That Pope Francis has shaken up and reinvigorated parts of the Catholic Church is well known, but what may be less apparent are the changes he is implementing at the Vatican bank, reforming the once perennially corrupt institution to bring it up to international banking norms.
Earlier this month, the bank, known officially as the Institute for the Works of Religion, published an annual report for the first time in its 125-year history and highlighted its reforms. The bank’s new president, Ernst von Freyburg, told Vatican Radio that the bank has “reviewed our procedures for taking on clients to make sure that no money laundering can happen at the institute. We do have a new handbook, we do have new procedures, and we are also ready for inspection by third parties.”
To that end, the bank has contracted with US-based Promontory Financial Group to review all 19,000 accounts, totaling nearly $9 billion, held by the bank.
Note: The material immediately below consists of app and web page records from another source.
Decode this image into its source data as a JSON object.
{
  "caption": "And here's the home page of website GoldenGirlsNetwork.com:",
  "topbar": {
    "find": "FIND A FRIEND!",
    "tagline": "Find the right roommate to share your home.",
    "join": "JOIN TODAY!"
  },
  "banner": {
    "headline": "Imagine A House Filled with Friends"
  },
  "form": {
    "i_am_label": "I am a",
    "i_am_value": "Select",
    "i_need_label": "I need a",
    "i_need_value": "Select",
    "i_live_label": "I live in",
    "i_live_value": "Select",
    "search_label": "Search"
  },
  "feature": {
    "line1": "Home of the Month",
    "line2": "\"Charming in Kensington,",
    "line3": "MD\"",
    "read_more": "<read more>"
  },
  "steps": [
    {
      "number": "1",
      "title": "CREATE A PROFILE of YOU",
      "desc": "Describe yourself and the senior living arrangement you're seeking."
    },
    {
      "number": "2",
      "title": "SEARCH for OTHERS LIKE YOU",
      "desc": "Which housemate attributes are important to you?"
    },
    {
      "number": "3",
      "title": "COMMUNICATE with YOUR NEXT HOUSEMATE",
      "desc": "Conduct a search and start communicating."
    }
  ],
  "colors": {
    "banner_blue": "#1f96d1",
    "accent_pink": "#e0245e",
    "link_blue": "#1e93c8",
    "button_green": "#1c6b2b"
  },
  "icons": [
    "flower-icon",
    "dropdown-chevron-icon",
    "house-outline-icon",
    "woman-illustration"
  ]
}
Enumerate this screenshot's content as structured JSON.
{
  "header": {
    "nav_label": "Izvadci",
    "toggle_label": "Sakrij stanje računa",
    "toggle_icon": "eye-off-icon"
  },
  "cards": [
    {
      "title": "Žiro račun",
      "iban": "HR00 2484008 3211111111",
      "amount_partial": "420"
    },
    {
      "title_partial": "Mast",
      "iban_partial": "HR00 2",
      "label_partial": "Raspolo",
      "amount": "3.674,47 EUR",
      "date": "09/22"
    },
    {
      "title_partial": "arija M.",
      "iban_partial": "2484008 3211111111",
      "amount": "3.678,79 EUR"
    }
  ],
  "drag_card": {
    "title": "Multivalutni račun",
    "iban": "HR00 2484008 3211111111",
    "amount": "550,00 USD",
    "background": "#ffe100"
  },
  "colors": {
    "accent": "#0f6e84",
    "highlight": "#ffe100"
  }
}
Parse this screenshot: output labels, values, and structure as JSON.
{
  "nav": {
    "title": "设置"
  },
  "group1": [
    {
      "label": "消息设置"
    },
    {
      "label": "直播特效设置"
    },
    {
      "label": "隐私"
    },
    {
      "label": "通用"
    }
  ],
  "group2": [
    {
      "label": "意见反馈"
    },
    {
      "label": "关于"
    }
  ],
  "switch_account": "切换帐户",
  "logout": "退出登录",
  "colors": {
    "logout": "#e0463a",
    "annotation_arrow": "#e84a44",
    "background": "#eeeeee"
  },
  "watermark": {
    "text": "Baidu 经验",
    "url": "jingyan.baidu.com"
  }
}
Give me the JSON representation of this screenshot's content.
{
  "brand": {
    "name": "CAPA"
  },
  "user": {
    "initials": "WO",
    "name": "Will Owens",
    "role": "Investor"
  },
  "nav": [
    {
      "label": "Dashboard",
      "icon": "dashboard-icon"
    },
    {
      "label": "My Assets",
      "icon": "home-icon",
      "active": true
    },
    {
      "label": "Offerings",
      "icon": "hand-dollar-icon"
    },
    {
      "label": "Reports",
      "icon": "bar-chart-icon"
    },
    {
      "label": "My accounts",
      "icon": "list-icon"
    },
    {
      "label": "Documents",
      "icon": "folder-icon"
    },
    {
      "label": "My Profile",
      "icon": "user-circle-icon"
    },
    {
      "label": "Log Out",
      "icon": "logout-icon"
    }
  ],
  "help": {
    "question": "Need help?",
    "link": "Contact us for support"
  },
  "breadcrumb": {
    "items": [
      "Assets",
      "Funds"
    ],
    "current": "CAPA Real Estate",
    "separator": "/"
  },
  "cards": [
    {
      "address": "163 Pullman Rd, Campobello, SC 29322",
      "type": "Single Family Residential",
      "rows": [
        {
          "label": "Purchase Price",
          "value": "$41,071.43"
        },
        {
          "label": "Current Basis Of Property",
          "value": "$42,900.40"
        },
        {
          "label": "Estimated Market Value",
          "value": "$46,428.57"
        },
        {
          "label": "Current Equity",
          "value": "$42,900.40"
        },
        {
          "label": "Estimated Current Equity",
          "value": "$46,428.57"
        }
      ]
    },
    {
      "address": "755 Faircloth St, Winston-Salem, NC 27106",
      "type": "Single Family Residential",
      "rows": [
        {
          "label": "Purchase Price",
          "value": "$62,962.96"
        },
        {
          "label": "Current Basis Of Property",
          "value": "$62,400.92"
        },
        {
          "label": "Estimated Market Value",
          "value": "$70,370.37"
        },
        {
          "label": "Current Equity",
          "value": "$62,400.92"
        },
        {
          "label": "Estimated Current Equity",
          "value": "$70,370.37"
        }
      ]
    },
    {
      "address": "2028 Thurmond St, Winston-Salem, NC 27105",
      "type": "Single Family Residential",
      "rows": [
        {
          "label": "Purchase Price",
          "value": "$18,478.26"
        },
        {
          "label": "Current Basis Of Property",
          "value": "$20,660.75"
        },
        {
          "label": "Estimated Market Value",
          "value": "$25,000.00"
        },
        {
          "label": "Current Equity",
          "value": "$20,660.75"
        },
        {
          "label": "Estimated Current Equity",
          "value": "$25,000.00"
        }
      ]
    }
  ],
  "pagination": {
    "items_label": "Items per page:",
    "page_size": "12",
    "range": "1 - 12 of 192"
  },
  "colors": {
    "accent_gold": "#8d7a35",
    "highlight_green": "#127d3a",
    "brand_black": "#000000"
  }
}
This follows a 2012 evaluation by Moneyval, a European anti-money laundering organization, which praised the Vatican for “coming a long way in a short time.” According to the National Catholic Reporter’s John Allen, Promontory “currently has about twenty inspectors stationed inside the Vatican bank,” and Allen observes that a “new day is apparently dawning at the bank, where the old climate of trust is being leavened with a strong dose of ‘but verify.’”
The 100-page annual report includes audited financial statements, which according to Catholic News Agency, “were compiled according to International Financial Reporting Standards.” Again, bank president von Freyburg: “with the publication of our Annual Report, we are meeting our commitment to provide the transparency about our activities which the Catholic Church, our customers, the Vatican authorities, our correspondent banks and the public rightfully expect.”
At the same time, Vatican officials have asked Promontory to examine its real estate holdings group, the Administration of the Patrimony of the Apostolic See. The APSA, which manages the Vatican’s real estate, pays its employees, manages its stocks, and acts as purchaser and HR administrator, will open its books “to deepen the checks into the financial and management situation.” The department, like the bank, has been accused of shady dealings and a former director is under investigation for facilitating money laundering, according to Reuters.